* [Task goal] Copy out the listing that follows in its entirety, keeping it exactly the same.

* [Source records]
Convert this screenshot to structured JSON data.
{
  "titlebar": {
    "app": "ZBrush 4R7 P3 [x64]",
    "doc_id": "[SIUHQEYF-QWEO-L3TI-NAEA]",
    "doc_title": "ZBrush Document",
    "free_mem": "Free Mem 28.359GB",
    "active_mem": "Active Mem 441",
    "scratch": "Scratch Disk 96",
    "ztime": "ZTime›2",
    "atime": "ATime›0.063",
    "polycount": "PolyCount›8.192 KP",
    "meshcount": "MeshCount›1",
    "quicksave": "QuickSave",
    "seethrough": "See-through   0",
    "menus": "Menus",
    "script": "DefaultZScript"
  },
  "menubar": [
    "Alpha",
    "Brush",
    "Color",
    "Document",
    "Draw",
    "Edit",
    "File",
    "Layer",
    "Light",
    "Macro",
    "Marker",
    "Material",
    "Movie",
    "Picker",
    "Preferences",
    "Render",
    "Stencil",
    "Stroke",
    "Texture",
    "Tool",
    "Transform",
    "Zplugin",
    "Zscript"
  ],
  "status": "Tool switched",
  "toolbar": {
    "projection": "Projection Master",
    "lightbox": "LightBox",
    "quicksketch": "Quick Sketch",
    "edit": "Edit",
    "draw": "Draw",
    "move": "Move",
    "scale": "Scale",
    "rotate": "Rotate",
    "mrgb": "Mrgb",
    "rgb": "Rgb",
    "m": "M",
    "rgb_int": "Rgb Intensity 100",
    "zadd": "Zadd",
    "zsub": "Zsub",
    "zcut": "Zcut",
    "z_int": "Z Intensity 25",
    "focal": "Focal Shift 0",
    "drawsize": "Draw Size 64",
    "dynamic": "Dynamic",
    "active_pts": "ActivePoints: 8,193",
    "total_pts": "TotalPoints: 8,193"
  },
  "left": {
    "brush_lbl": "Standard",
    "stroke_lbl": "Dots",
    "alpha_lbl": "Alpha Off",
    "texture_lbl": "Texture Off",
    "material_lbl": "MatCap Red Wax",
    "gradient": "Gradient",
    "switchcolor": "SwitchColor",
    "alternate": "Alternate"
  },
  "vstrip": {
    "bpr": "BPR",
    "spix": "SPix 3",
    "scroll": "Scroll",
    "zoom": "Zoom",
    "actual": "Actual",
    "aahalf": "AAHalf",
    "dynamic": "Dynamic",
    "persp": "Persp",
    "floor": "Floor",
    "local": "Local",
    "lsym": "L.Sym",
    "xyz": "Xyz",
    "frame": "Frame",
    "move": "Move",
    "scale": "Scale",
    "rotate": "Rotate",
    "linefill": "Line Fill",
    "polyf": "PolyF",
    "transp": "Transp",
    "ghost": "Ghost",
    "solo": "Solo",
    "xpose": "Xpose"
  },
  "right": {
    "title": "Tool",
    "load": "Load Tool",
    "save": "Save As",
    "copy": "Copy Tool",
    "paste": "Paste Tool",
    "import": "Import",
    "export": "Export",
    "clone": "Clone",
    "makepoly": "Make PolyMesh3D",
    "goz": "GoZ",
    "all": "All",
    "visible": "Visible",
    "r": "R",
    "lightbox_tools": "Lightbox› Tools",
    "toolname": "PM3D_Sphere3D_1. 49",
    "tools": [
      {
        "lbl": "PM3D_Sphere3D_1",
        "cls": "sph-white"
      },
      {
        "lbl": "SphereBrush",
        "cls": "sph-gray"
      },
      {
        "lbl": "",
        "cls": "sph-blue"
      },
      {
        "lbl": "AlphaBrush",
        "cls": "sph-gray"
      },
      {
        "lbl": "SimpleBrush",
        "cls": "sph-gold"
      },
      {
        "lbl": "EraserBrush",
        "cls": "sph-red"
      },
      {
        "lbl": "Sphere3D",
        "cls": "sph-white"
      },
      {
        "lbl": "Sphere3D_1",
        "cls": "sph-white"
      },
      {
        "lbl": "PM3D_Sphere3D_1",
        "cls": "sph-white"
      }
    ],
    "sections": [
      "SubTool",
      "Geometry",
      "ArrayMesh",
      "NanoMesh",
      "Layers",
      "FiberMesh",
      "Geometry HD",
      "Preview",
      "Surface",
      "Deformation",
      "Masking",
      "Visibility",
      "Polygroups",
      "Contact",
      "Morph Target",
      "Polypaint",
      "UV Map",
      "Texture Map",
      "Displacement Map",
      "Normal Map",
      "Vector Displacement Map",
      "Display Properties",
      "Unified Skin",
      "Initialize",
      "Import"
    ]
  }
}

* [Result of the task]
Convert this screenshot to structured JSON data.
{
  "titlebar": {
    "app": "ZBrush 4R7 P3 [x64]",
    "doc_id": "[SIUHQEYF-QWEO-L3TI-NAEA]",
    "doc_title": "ZBrush Document",
    "free_mem": "Free Mem 28.359GB",
    "active_mem": "Active Mem 441",
    "scratch": "Scratch Disk 96",
    "ztime": "ZTime›2",
    "atime": "ATime›0.063",
    "polycount": "PolyCount›8.192 KP",
    "meshcount": "MeshCount›1",
    "quicksave": "QuickSave",
    "seethrough": "See-through   0",
    "menus": "Menus",
    "script": "DefaultZScript"
  },
  "menubar": [
    "Alpha",
    "Brush",
    "Color",
    "Document",
    "Draw",
    "Edit",
    "File",
    "Layer",
    "Light",
    "Macro",
    "Marker",
    "Material",
    "Movie",
    "Picker",
    "Preferences",
    "Render",
    "Stencil",
    "Stroke",
    "Texture",
    "Tool",
    "Transform",
    "Zplugin",
    "Zscript"
  ],
  "status": "Tool switched",
  "toolbar": {
    "projection": "Projection Master",
    "lightbox": "LightBox",
    "quicksketch": "Quick Sketch",
    "edit": "Edit",
    "draw": "Draw",
    "move": "Move",
    "scale": "Scale",
    "rotate": "Rotate",
    "mrgb": "Mrgb",
    "rgb": "Rgb",
    "m": "M",
    "rgb_int": "Rgb Intensity 100",
    "zadd": "Zadd",
    "zsub": "Zsub",
    "zcut": "Zcut",
    "z_int": "Z Intensity 25",
    "focal": "Focal Shift 0",
    "drawsize": "Draw Size 64",
    "dynamic": "Dynamic",
    "active_pts": "ActivePoints: 8,193",
    "total_pts": "TotalPoints: 8,193"
  },
  "left": {
    "brush_lbl": "Standard",
    "stroke_lbl": "Dots",
    "alpha_lbl": "Alpha Off",
    "texture_lbl": "Texture Off",
    "material_lbl": "MatCap Red Wax",
    "gradient": "Gradient",
    "switchcolor": "SwitchColor",
    "alternate": "Alternate"
  },
  "vstrip": {
    "bpr": "BPR",
    "spix": "SPix 3",
    "scroll": "Scroll",
    "zoom": "Zoom",
    "actual": "Actual",
    "aahalf": "AAHalf",
    "dynamic": "Dynamic",
    "persp": "Persp",
    "floor": "Floor",
    "local": "Local",
    "lsym": "L.Sym",
    "xyz": "Xyz",
    "frame": "Frame",
    "move": "Move",
    "scale": "Scale",
    "rotate": "Rotate",
    "linefill": "Line Fill",
    "polyf": "PolyF",
    "transp": "Transp",
    "ghost": "Ghost",
    "solo": "Solo",
    "xpose": "Xpose"
  },
  "right": {
    "title": "Tool",
    "load": "Load Tool",
    "save": "Save As",
    "copy": "Copy Tool",
    "paste": "Paste Tool",
    "import": "Import",
    "export": "Export",
    "clone": "Clone",
    "makepoly": "Make PolyMesh3D",
    "goz": "GoZ",
    "all": "All",
    "visible": "Visible",
    "r": "R",
    "lightbox_tools": "Lightbox› Tools",
    "toolname": "PM3D_Sphere3D_1. 49",
    "tools": [
      {
        "lbl": "PM3D_Sphere3D_1",
        "cls": "sph-white"
      },
      {
        "lbl": "SphereBrush",
        "cls": "sph-gray"
      },
      {
        "lbl": "",
        "cls": "sph-blue"
      },
      {
        "lbl": "AlphaBrush",
        "cls": "sph-gray"
      },
      {
        "lbl": "SimpleBrush",
        "cls": "sph-gold"
      },
      {
        "lbl": "EraserBrush",
        "cls": "sph-red"
      },
      {
        "lbl": "Sphere3D",
        "cls": "sph-white"
      },
      {
        "lbl": "Sphere3D_1",
        "cls": "sph-white"
      },
      {
        "lbl": "PM3D_Sphere3D_1",
        "cls": "sph-white"
      }
    ],
    "sections": [
      "SubTool",
      "Geometry",
      "ArrayMesh",
      "NanoMesh",
      "Layers",
      "FiberMesh",
      "Geometry HD",
      "Preview",
      "Surface",
      "Deformation",
      "Masking",
      "Visibility",
      "Polygroups",
      "Contact",
      "Morph Target",
      "Polypaint",
      "UV Map",
      "Texture Map",
      "Displacement Map",
      "Normal Map",
      "Vector Displacement Map",
      "Display Properties",
      "Unified Skin",
      "Initialize",
      "Import"
    ]
  }
}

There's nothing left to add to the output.